Work to complete.
Your task is to return all of the records exactly, minus any images.

*** Data

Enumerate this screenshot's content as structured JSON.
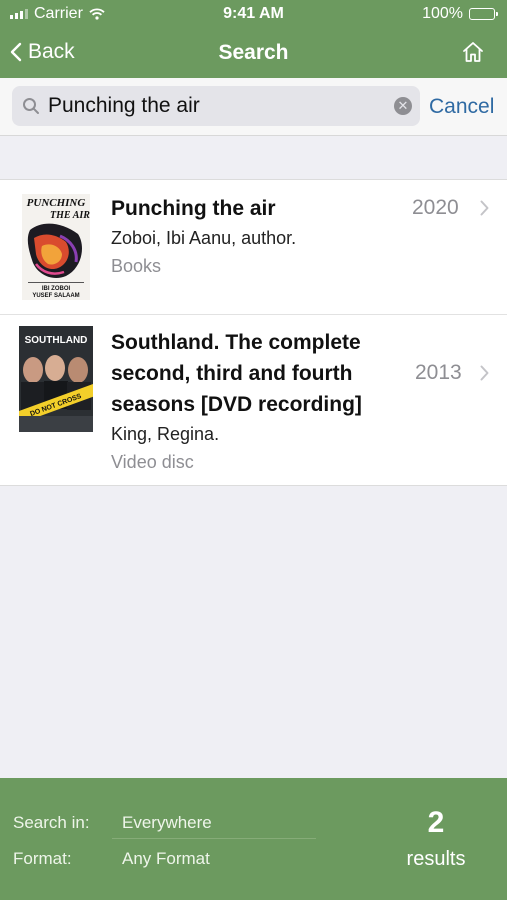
{
  "status_bar": {
    "carrier": "Carrier",
    "time": "9:41 AM",
    "battery": "100%"
  },
  "nav": {
    "back_label": "Back",
    "title": "Search"
  },
  "search": {
    "query": "Punching the air",
    "cancel_label": "Cancel"
  },
  "results": [
    {
      "title": "Punching the air",
      "author": "Zoboi, Ibi Aanu, author.",
      "format": "Books",
      "year": "2020",
      "cover_lines": [
        "PUNCHING",
        "THE AIR",
        "IBI ZOBOI",
        "YUSEF SALAAM"
      ]
    },
    {
      "title": "Southland. The complete second, third and fourth seasons [DVD recording]",
      "title_lines": [
        "Southland. The complete",
        "second, third and fourth",
        "seasons [DVD recording]"
      ],
      "author": "King, Regina.",
      "format": "Video disc",
      "year": "2013",
      "cover_lines": [
        "SOUTHLAND",
        "DO NOT CROSS"
      ]
    }
  ],
  "footer": {
    "search_in_label": "Search in:",
    "search_in_value": "Everywhere",
    "format_label": "Format:",
    "format_value": "Any Format",
    "count": "2",
    "count_label": "results"
  },
  "colors": {
    "brand_green": "#6c9a5f",
    "link_blue": "#2f6aa3",
    "secondary_gray": "#8e8e93"
  },
  "icons": {
    "back": "chevron-left-icon",
    "home": "home-icon",
    "search": "magnifier-icon",
    "clear": "clear-circle-icon",
    "disclosure": "chevron-right-icon"
  }
}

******

Solution to this problem.
Enumerate this screenshot's content as structured JSON.
{
  "status_bar": {
    "carrier": "Carrier",
    "time": "9:41 AM",
    "battery": "100%"
  },
  "nav": {
    "back_label": "Back",
    "title": "Search"
  },
  "search": {
    "query": "Punching the air",
    "cancel_label": "Cancel"
  },
  "results": [
    {
      "title": "Punching the air",
      "author": "Zoboi, Ibi Aanu, author.",
      "format": "Books",
      "year": "2020",
      "cover_lines": [
        "PUNCHING",
        "THE AIR",
        "IBI ZOBOI",
        "YUSEF SALAAM"
      ]
    },
    {
      "title": "Southland. The complete second, third and fourth seasons [DVD recording]",
      "title_lines": [
        "Southland. The complete",
        "second, third and fourth",
        "seasons [DVD recording]"
      ],
      "author": "King, Regina.",
      "format": "Video disc",
      "year": "2013",
      "cover_lines": [
        "SOUTHLAND",
        "DO NOT CROSS"
      ]
    }
  ],
  "footer": {
    "search_in_label": "Search in:",
    "search_in_value": "Everywhere",
    "format_label": "Format:",
    "format_value": "Any Format",
    "count": "2",
    "count_label": "results"
  },
  "colors": {
    "brand_green": "#6c9a5f",
    "link_blue": "#2f6aa3",
    "secondary_gray": "#8e8e93"
  },
  "icons": {
    "back": "chevron-left-icon",
    "home": "home-icon",
    "search": "magnifier-icon",
    "clear": "clear-circle-icon",
    "disclosure": "chevron-right-icon"
  }
}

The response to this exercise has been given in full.